Although we don't believe in timing the market or panicking over daily movements, we do like to keep an eye on market changes -- just in case they're material to our investing thesis.
Stocks generally took a pause Friday, and the bond market pushed 10-year rates above the 3% level, but precious metals continued their bounce higher today. Gold prices rose $3, to $1,214, according to figures from Kitco, sending SPDR Gold ( GLD -0.69% ) to gains of a third of a percent today. But other precious metals enjoyed much more substantial gains, with iShares Silver ( SLV 0.68% ) gaining 1.3% on a $0.30 move up for silver bullion to top the $20 per ounce level. Platinum group metals posted similar gains of 1.2% to 1.6%.
Despite the muted gains for bullion, gold-mining stocks posted gains, with Market Vectors Gold Miners ETF climbing almost 1%. But silver miners were where the action was today, as Hecla Mining ( HL -1.24% ) gained 3%, and Coeur Mining ( CDE -0.95% ) posted a 4% jump. Hecla was mentioned favorably in a Barron's report discussing the January Effect today, noting that the miner qualified for a list of poor-performing stocks that could attract bottom-fishing investors early in the New Year. Still, the moves for both stocks were generally in line with the impact that today's jump in silver would have on their respective operations.
Still, gold will likely continue to face psychological pressure, at least through the end of the year. Absent an unexpected huge move upward for bullion prices, gold is poised to post its worst loss in 32 years, going back to the last time gold prices retreated from an unsustainable spike. By contrast, platinum's losses have been much less severe, and palladium prices have actually posted the tiniest of gains now for 2013.

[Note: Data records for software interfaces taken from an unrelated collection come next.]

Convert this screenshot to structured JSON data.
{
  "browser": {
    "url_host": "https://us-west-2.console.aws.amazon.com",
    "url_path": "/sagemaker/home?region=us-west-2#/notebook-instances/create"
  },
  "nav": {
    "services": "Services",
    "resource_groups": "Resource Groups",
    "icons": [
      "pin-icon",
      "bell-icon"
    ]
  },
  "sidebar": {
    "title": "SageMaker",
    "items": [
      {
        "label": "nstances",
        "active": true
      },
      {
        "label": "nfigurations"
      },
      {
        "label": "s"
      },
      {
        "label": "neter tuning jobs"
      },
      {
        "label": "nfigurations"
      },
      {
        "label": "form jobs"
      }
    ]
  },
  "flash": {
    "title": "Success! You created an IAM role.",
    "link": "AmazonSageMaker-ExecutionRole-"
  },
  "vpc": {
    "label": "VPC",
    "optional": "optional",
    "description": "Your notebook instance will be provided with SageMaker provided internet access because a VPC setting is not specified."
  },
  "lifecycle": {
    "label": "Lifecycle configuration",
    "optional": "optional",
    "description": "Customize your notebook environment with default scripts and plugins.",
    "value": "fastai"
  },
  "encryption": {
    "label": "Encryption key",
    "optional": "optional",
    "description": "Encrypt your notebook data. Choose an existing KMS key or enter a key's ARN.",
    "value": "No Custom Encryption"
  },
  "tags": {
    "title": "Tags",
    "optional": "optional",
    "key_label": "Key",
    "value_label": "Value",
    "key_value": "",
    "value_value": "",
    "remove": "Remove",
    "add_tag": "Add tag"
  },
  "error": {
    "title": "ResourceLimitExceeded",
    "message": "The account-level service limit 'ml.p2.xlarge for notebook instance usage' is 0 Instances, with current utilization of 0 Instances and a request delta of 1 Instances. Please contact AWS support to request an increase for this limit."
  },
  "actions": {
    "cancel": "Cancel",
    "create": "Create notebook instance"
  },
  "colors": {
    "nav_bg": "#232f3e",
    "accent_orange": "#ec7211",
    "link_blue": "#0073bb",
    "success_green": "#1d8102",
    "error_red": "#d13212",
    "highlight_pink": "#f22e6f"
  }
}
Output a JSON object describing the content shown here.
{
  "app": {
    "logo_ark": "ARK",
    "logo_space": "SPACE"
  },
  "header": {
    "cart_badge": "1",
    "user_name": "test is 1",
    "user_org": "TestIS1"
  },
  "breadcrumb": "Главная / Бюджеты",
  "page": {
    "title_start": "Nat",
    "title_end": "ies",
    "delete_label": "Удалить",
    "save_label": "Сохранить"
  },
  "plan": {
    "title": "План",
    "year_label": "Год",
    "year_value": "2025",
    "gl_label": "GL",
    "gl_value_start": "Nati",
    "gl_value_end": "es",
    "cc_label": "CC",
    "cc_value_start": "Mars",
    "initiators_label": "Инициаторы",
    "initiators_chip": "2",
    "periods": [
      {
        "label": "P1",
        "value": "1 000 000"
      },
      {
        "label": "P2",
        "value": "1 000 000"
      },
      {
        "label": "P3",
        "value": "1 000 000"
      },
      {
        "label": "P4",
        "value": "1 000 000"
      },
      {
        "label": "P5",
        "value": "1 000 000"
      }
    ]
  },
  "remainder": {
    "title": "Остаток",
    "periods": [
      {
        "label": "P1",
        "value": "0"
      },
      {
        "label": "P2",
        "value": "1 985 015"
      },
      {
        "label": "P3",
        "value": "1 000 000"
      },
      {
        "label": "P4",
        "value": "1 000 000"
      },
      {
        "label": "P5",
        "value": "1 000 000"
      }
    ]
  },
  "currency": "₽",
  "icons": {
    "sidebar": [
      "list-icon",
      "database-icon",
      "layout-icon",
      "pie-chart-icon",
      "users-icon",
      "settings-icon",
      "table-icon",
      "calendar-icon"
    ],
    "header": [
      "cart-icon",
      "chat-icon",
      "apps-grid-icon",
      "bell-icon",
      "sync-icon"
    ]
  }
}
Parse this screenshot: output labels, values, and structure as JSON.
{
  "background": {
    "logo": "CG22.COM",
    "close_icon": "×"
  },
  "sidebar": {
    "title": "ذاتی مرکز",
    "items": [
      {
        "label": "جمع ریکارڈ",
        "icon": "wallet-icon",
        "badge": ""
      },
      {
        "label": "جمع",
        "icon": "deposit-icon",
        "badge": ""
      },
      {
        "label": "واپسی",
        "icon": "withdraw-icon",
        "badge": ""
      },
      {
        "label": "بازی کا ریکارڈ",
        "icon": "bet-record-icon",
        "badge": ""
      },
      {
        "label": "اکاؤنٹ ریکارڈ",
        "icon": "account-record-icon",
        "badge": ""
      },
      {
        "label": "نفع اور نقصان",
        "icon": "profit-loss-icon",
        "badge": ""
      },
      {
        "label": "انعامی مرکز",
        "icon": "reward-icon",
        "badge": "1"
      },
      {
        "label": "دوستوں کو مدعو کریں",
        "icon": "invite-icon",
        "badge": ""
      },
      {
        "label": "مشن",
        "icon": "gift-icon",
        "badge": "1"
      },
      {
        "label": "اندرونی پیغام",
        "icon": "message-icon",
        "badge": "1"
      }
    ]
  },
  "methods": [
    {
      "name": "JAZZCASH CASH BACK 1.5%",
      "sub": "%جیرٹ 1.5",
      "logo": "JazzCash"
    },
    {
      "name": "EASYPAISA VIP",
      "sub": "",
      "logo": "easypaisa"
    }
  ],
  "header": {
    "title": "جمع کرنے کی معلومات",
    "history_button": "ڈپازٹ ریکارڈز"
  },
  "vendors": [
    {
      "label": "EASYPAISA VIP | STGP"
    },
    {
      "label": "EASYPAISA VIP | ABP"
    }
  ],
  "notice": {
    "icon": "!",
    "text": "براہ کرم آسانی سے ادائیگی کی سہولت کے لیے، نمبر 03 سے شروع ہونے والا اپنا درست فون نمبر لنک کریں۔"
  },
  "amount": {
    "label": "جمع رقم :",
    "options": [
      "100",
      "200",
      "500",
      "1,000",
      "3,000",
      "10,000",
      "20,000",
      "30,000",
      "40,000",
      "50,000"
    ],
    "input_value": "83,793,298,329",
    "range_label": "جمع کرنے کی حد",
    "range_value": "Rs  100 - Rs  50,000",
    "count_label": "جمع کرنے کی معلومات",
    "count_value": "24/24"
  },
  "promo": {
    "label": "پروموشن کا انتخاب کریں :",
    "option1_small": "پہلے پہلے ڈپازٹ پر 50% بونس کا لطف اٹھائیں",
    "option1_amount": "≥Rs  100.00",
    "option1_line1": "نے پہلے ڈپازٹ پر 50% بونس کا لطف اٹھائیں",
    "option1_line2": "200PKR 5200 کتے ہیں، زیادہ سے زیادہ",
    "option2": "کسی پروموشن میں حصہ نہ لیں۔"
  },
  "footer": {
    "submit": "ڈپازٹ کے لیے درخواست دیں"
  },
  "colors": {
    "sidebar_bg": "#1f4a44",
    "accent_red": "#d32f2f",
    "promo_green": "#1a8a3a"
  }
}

Outside the precious metals arena, Alcoa ( AA ) soared 2.5% after aluminum prices jumped by 3%, its biggest gain since the first of July. Ever since getting kicked out of the Dow Jones Industrials, Alcoa shares have soared, climbing to their best levels in nearly two years today. The jump in aluminum prices suggests that moves from Alcoa and others in the industry to cut production capacity have finally started having their desired impact, and Alcoa has plenty of room to run higher if aluminum continues to recover.